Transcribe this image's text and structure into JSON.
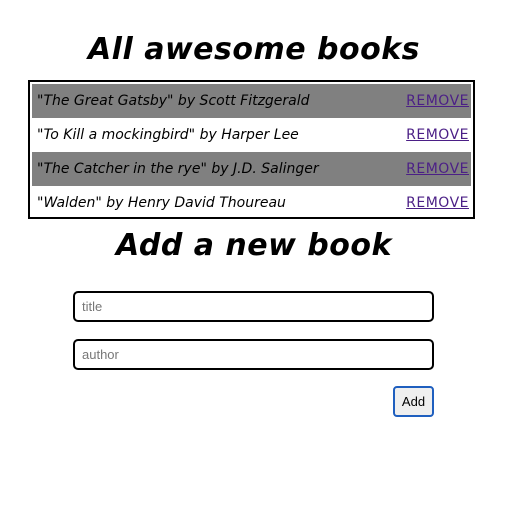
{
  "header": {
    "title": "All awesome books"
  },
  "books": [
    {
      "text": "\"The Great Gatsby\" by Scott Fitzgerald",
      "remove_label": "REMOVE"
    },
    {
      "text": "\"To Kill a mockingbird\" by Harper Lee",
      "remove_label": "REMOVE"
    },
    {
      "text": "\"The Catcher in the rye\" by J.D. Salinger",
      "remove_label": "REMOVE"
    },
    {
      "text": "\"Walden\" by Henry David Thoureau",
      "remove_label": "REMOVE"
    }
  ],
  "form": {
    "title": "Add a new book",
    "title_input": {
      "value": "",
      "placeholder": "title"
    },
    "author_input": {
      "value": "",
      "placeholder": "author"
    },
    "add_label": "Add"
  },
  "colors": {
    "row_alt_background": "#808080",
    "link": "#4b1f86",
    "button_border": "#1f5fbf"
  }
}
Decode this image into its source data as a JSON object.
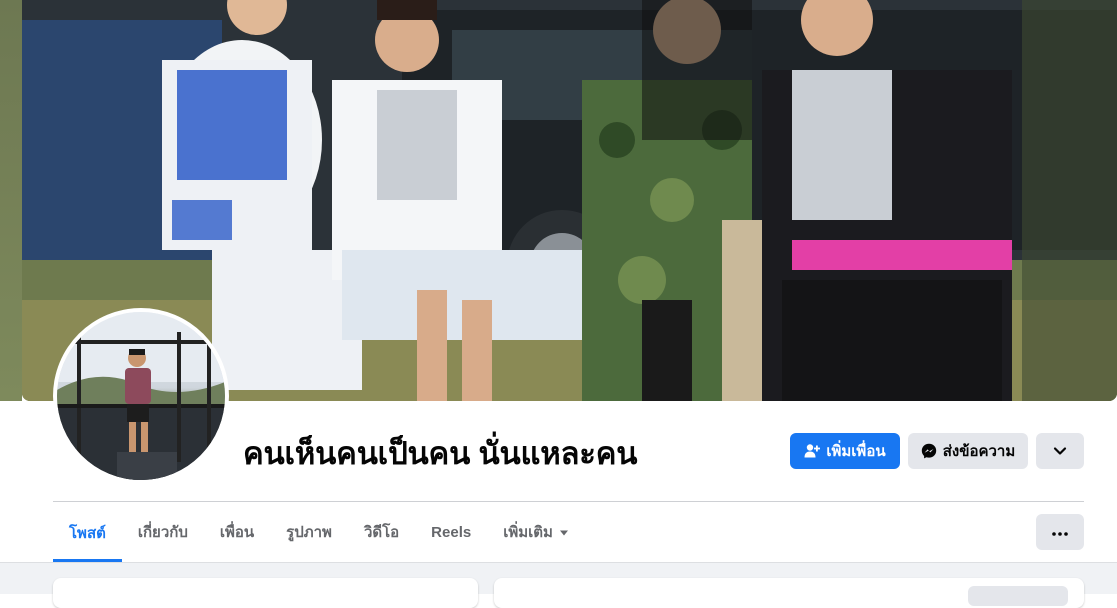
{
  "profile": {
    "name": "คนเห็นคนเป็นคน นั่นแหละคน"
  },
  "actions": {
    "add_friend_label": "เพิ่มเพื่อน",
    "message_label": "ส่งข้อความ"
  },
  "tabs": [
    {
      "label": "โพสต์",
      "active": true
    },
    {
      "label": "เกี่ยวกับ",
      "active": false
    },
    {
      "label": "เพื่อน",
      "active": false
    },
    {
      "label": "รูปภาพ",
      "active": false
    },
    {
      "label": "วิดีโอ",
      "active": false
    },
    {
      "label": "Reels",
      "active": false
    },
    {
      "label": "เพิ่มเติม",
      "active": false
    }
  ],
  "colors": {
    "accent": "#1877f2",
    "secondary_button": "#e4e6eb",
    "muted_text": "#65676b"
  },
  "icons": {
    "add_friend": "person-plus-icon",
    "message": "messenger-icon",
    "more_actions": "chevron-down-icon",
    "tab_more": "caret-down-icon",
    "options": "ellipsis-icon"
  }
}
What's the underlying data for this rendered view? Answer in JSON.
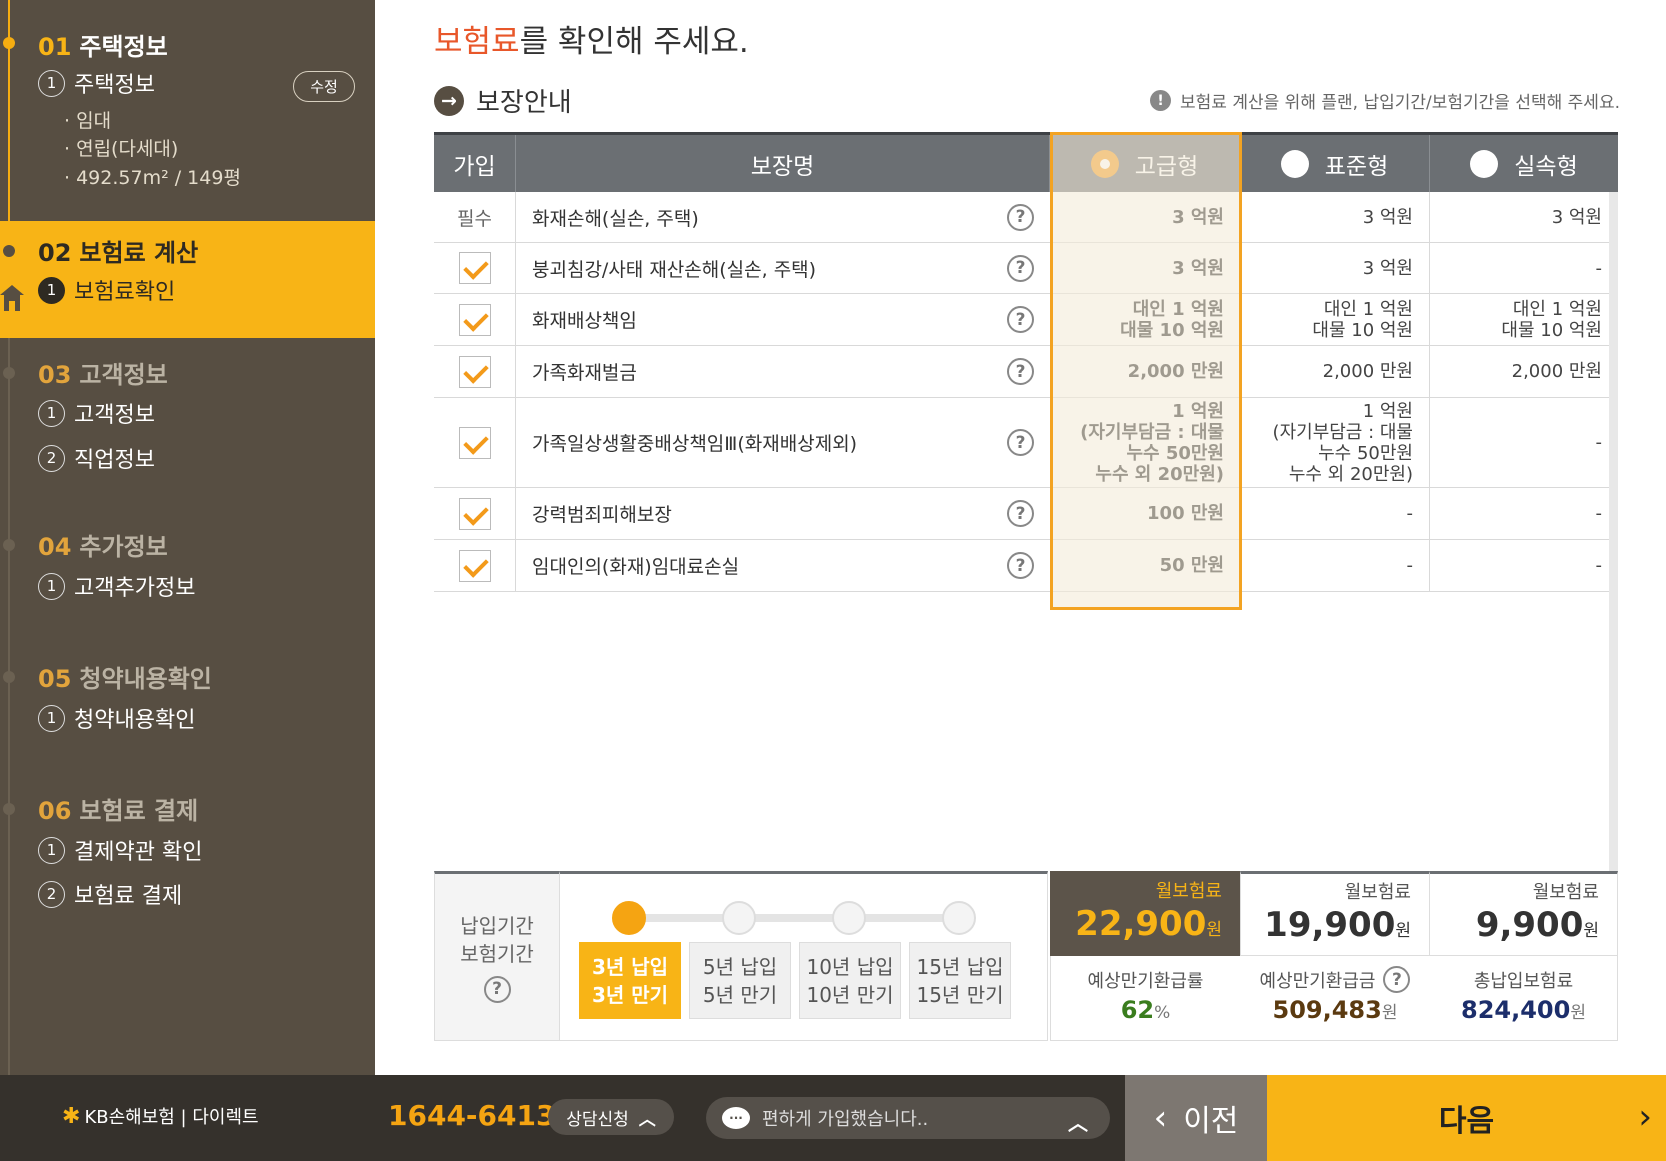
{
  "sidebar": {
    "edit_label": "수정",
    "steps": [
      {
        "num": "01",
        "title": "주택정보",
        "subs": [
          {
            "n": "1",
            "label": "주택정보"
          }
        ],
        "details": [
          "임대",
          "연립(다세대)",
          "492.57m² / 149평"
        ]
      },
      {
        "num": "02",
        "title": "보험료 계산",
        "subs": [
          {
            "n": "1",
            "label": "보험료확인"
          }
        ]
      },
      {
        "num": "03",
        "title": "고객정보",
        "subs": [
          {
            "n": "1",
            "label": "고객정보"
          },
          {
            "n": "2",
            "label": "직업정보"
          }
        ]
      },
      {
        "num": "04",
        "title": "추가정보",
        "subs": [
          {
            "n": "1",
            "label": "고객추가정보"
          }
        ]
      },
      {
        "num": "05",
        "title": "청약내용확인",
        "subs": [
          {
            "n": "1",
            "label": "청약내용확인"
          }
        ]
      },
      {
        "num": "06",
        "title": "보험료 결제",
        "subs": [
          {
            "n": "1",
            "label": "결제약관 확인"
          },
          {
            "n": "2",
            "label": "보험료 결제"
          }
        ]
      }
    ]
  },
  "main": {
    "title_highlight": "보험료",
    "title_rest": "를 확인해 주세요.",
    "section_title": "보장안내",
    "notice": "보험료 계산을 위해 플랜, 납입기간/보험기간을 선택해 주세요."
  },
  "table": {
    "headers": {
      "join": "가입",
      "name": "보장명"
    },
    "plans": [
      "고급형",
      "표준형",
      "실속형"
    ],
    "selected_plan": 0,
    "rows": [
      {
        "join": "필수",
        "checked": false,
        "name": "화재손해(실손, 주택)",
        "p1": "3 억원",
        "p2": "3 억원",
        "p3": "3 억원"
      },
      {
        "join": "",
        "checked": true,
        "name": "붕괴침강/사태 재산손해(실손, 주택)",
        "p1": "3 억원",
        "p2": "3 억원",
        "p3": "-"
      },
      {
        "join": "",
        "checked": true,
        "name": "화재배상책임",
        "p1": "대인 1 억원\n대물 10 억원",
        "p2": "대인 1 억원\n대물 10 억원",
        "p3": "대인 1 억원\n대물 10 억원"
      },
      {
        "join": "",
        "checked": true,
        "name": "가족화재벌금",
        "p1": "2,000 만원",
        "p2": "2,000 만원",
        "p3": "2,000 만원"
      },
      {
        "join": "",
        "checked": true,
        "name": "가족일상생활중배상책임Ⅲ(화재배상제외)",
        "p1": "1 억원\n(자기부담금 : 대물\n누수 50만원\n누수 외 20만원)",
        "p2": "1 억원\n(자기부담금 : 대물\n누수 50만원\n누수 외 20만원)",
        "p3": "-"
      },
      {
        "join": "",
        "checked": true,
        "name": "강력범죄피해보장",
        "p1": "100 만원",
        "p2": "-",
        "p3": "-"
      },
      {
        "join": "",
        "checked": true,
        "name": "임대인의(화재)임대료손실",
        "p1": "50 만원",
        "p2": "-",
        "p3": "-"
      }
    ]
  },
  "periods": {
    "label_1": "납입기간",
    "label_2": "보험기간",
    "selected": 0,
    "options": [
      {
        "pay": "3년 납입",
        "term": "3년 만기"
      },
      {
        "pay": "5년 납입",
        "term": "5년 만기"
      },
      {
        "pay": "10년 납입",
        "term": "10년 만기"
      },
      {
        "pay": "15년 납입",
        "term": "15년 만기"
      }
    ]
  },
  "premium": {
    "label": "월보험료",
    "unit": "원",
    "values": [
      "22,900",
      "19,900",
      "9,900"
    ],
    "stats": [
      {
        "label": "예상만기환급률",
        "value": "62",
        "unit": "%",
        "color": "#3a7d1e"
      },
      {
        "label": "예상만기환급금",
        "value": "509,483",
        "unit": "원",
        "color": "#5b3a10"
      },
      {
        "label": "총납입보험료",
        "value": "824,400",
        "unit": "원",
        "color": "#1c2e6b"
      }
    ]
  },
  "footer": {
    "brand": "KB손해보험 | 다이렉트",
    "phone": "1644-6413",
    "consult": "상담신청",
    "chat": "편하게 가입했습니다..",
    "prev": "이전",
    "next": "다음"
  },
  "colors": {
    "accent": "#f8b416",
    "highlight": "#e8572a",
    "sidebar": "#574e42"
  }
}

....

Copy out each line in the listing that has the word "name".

**Written response**
    "name": "คนเห็นคนเป็นคน นั่นแหละคน"
      "name": "보장명"
        "name": "화재손해(실손, 주택)",
        "name": "붕괴침강/사태 재산손해(실손, 주택)",
        "name": "화재배상책임",
        "name": "가족화재벌금",
        "name": "가족일상생활중배상책임Ⅲ(화재배상제외)",
        "name": "강력범죄피해보장",
        "name": "임대인의(화재)임대료손실",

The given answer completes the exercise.